#### WHAT IS REQUIRED:
Copy every line of the entries that has the string "found" in it.

[Data about app and page elements]
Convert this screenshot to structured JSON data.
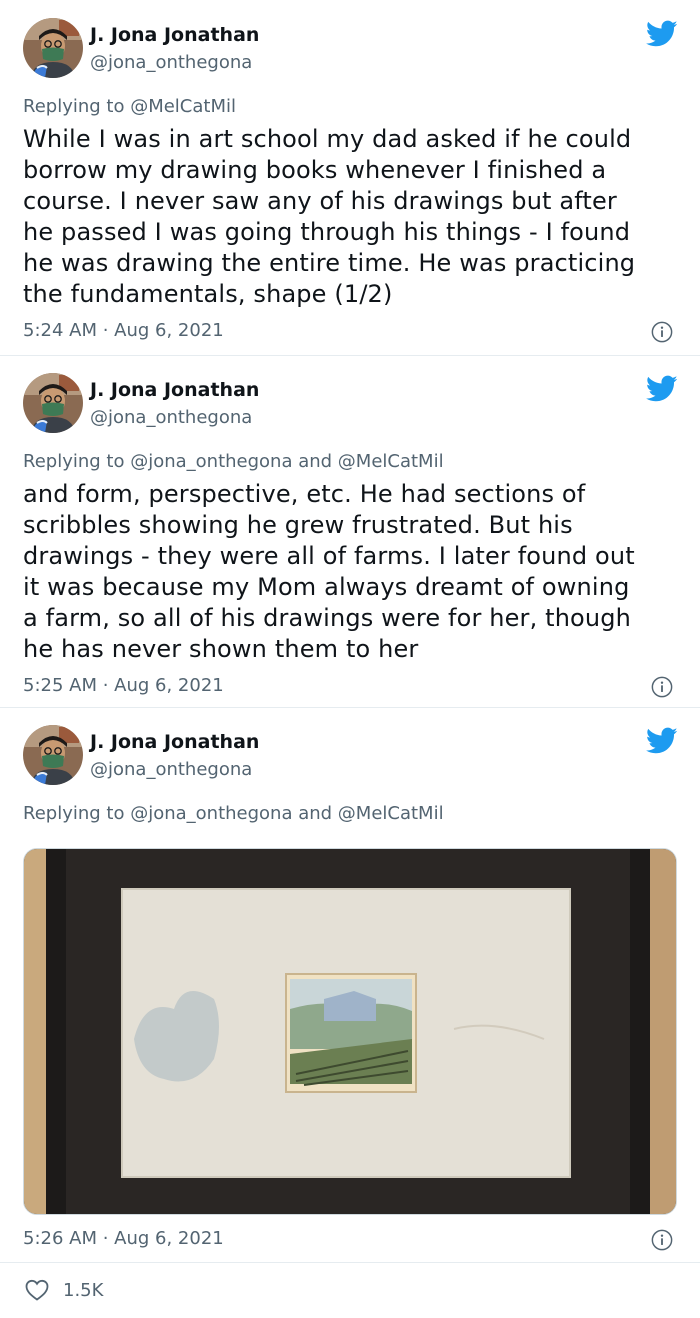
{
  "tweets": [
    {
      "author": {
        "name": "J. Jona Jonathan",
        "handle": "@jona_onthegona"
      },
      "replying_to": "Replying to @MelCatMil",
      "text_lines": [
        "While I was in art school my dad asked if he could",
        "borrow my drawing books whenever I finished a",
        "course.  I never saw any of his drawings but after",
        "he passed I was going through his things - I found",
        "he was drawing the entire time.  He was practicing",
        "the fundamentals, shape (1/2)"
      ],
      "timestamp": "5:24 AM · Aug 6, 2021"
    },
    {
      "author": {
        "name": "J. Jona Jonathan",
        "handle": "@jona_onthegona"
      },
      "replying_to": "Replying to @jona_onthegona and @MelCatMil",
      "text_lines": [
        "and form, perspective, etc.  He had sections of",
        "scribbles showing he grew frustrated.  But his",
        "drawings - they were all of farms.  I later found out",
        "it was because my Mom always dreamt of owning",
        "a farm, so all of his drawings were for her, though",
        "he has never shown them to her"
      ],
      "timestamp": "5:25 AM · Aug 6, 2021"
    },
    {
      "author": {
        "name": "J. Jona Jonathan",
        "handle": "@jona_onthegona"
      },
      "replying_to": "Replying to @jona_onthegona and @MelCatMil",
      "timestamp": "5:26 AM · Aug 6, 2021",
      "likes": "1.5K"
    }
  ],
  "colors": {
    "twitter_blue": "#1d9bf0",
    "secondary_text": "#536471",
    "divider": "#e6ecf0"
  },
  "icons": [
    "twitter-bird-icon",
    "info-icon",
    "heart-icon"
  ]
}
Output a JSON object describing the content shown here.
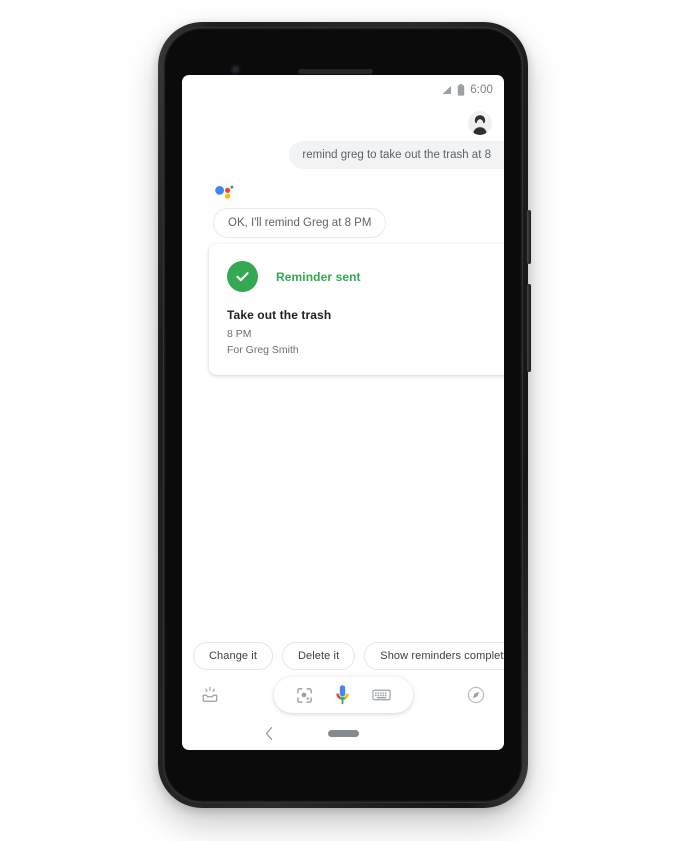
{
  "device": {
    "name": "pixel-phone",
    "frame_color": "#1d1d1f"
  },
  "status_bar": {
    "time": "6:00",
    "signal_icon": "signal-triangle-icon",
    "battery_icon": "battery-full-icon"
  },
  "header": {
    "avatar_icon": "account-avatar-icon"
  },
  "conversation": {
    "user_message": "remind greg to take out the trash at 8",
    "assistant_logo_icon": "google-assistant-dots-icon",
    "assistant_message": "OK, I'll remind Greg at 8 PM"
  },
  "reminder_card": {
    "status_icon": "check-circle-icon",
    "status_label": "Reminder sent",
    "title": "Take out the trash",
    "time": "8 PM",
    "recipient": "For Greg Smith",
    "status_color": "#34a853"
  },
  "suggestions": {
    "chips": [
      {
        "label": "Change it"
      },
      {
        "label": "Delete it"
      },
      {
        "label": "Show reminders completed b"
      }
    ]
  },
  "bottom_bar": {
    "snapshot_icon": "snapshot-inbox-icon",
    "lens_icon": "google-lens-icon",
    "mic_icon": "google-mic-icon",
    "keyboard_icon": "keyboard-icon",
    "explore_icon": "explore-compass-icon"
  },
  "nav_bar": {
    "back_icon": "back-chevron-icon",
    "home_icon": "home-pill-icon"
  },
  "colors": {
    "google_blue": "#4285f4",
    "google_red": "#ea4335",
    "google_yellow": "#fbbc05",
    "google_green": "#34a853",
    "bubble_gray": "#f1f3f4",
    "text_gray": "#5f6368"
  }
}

#### PROBLEM SOLUTION:
        "he passed I was going through his things - I found",
        "drawings - they were all of farms.  I later found out",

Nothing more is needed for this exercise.